At the time, here's what could have been said when comparing Martinez's 1997 magnum opus against the rest of the great works and artists since 1893:
• Martinez's 219 ERA+ was tied for the 13th highest and was the sixth highest for a pitcher in his age-25 or younger season.
• Martinez's 0.932 WHIP ranked 36th and came in seventh for pitchers as young as him (or younger).
• Martinez's 5.89 hits/9 tied for 17th lowest and ranked ninth for pitchers under 26 years of age.
• Martinez's 11.37 strikeouts per nine innings was the fifth-highest rate and behind only Dwight Gooden's mark from 1984 for pitchers under 26 years of age.
• Martinez joined Rube Waddell (1904), Walter Johnson (in '10 and '12), Sandy Koufax (in '63 and '66), Vida Blue ('71) and Steve Carlton ('72) as the only pitchers to collect at least 300 strikeouts while producing an ERA below 2.00
Monsters on the mound
In many ways, the brilliance of Martinez's 1997 season gains even more appreciation in retrospect, as it does serve as the first bold stroke in that unimaginable run from '97 through 2003. Five ERA titles (and five times leading in ERA+), three strikeout crowns, five times leading in WHIP, five times a leader in hits per nine, five times the best strikeout rate in the league, maybe the best single-season pitching performance in baseball history (1999 or 2000). These submissions speak of a maestro in his chosen medium. And it really all got started in 1997, when Martinez fully tapped into the stuff and approach that gave his every start the feeling of opening night for a fresh and scintillating exhibition.
The 2013 Tigers had any number of exemplars when it came to calling and demanding attention to the collective tapestry. For a long time, it actually seemed as if Miguel Cabrera just might make some history and become the first batter to ever claim consecutive Triple Crowns; outfielder Torii Hunter continued to confound expectations for a player of his age; Victor Martinez gained traction as the season went on and was among the candidates for AL Comeback Player of the Year. And then there were Scherzer's mates on the mound: ERA champ Anibal Sanchez and the always-engaging Justin Verlander, who not too long ago could make the claim as the best pitcher on the planet. But for all of these contributors, Scherzer's imprint felt extra fresh and inviting.
Scherzer flirted with a little bit of history (opening the season by winning his first 13 decisions -- tying for the fourth-best start to a season for a starter in the live-ball era), posted a team-leading 240 strikeouts in a season in which his Tigers staff set the all-time record for K's and had that particular set of rate stats that allowed his season to be hung next to ones by some of the more resonant pitchers in recent times. Like a compelling and engrossing canvas -- one marked by superior craftsmanship and hung in a prime spot welcoming all viewers -- Scherzer's 2013 season is now on permanent display, inviting all onlookers to take a moment to stand in place and appreciate its beauty and artistry.

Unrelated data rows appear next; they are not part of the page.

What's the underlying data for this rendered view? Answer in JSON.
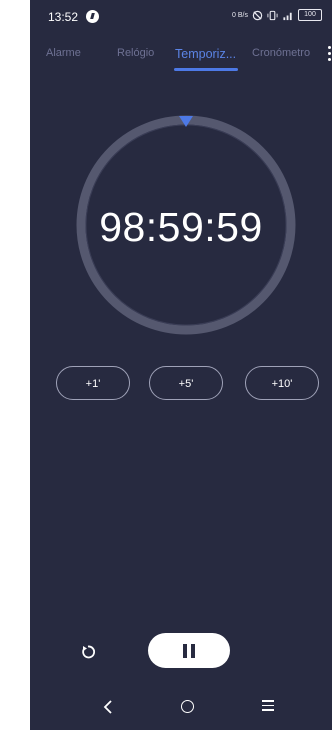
{
  "status_bar": {
    "time": "13:52",
    "network_speed": "0 B/s",
    "battery_level": "100",
    "icons": [
      "alert-icon",
      "silent-icon",
      "vibrate-icon",
      "signal-icon",
      "battery-icon"
    ]
  },
  "tabs": [
    {
      "label": "Alarme",
      "active": false
    },
    {
      "label": "Relógio",
      "active": false
    },
    {
      "label": "Temporiz...",
      "active": true
    },
    {
      "label": "Cronómetro",
      "active": false
    }
  ],
  "timer": {
    "display": "98:59:59",
    "progress": 1.0
  },
  "quick_add": [
    "+1'",
    "+5'",
    "+10'"
  ],
  "colors": {
    "background": "#272a40",
    "accent": "#4d79e6",
    "ring": "#55586f",
    "text": "#ffffff",
    "inactive_tab": "#6e7193"
  }
}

Roger Schlueter is senior researcher for MLB Productions. This story was not subject to the approval of Major League Baseball or its clubs.Less